Ricardo Barreto and Raquel Fukuda

The almost ideal game

Gilles Deleuze about the Ideal Game: we are surprised when he postulates as the first rule: “there is no rule”. Soon, all the other games that have some rule are, for him, partial. That is, products of the ideal game.

A game where there are no rules implies a completely free game creatively. The question to be raised is whether there is a grey region between the ideal game and the partial games, so that the rules established in the partial games could be suspended. This way we could unpartialise the games bringing them closer to the ideal game or some kind of almost ideal game.
If we take the rules of any game, it means it stops to work immediately, except in the ideal game. Therefore, the key question is: how to suspend the rule of a game (Dice games) so that it can continue to work?


Ricardo Barreto and Raquel Fukuda

The almost ideal game

Matthias Zwicker, Wojciech Matusik, Fredo Durand, and Hanspeter Pfister

Automultiscopic 3D displays
Automultiscopic 3D displays allow a large number of viewers to experience 3D content simultaneously without the hassle of special glasses or head gear. This display uses a dense array of 216 video projectors to generate images with high angular density over a wide field of view. As users move around the display, their eyes smoothly transition from one view to the next.

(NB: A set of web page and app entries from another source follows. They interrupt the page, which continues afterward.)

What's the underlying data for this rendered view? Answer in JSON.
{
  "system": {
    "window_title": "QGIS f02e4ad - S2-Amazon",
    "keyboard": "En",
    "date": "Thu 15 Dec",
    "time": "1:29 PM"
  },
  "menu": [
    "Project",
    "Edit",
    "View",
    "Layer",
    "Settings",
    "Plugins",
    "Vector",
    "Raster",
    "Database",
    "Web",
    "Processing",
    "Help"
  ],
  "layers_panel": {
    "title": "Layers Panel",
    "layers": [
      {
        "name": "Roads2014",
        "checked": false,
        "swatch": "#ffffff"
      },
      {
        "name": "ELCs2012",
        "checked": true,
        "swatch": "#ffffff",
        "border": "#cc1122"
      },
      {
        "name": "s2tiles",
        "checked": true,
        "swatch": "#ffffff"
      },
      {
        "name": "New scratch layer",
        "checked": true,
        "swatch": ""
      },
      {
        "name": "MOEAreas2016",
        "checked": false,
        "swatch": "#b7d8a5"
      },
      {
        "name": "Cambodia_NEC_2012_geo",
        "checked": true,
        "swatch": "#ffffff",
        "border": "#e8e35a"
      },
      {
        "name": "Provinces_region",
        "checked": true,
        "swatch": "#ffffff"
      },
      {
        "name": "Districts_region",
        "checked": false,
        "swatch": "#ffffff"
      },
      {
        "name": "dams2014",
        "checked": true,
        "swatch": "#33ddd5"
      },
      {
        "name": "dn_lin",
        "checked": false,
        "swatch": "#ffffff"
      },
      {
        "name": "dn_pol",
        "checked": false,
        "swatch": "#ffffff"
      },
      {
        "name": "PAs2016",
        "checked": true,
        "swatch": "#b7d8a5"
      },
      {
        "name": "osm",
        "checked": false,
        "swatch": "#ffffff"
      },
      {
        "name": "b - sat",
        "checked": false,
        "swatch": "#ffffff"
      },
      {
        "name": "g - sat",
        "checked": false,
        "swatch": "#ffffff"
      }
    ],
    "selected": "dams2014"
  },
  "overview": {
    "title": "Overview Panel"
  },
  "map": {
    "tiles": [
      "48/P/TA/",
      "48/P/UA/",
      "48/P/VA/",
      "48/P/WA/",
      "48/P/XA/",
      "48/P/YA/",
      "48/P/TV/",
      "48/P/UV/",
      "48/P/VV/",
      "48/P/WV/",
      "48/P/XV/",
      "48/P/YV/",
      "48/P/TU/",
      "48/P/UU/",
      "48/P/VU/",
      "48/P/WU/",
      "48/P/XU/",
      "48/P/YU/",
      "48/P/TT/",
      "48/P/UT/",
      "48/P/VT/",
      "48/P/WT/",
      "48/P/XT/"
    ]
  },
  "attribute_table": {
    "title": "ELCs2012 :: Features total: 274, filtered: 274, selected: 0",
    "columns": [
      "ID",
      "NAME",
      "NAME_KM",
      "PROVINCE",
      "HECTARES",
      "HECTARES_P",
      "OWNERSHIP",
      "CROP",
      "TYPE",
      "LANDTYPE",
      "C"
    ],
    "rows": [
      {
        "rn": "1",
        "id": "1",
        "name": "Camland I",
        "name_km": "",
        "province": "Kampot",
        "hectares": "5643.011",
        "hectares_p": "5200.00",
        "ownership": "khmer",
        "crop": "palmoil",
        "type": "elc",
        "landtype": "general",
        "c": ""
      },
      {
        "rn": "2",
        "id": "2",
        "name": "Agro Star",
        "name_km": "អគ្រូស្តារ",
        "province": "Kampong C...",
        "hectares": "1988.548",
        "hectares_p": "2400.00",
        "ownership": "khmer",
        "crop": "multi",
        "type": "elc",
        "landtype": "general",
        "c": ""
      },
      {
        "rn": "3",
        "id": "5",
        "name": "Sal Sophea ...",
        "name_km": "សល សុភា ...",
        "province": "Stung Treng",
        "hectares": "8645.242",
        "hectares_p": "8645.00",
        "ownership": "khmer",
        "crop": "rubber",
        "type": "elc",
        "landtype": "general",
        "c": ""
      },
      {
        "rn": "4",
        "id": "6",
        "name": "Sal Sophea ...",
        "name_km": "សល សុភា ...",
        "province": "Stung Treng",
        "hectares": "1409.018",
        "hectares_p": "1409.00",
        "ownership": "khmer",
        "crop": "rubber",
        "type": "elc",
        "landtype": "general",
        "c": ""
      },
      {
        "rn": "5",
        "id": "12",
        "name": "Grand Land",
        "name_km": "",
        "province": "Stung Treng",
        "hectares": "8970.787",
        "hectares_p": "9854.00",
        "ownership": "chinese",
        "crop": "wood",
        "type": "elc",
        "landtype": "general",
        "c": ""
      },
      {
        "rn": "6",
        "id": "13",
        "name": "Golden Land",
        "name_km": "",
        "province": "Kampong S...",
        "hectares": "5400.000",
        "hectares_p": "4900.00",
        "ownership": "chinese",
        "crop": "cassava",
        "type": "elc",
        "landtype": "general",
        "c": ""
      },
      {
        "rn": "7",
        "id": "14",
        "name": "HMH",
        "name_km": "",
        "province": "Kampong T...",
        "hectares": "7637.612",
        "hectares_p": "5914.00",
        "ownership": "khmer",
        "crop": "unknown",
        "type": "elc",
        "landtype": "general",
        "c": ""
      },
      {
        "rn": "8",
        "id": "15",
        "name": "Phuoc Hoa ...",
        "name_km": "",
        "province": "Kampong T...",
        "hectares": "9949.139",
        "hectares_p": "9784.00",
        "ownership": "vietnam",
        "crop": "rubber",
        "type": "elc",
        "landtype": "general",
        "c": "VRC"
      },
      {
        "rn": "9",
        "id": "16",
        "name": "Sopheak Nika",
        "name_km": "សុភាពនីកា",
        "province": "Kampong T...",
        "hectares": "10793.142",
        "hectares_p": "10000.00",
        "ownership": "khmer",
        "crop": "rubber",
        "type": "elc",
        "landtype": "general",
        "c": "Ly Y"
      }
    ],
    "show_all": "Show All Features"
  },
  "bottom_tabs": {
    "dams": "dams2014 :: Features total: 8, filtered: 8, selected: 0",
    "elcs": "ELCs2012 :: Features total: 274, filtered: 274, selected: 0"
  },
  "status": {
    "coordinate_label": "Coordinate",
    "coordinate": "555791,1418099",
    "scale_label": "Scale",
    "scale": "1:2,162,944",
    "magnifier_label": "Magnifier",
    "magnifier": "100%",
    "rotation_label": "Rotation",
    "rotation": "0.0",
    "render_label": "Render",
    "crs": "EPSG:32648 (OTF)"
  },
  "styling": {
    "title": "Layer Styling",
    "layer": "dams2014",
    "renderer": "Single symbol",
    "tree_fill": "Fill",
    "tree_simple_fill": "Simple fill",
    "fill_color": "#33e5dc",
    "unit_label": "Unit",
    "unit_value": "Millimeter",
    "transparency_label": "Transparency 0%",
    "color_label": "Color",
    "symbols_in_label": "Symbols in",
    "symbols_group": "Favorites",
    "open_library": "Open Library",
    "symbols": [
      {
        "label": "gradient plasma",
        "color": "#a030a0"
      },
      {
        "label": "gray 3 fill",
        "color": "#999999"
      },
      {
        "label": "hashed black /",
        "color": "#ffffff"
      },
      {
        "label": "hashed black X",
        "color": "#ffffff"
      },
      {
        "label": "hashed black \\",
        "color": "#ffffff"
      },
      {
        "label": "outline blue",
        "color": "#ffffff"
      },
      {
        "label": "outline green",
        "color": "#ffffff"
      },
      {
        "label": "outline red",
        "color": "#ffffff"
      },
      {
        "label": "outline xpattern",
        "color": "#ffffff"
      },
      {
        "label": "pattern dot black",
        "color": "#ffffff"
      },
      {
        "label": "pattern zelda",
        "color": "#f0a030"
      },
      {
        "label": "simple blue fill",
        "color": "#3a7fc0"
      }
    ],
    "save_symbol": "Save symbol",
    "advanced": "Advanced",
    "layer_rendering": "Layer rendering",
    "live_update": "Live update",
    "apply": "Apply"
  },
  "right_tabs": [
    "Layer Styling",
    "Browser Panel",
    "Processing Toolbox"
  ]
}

The display is ideal for displaying life-size human subjects, as it allows for natural personal interactions with 3D cues such as eye-gaze and spatial hand gestures.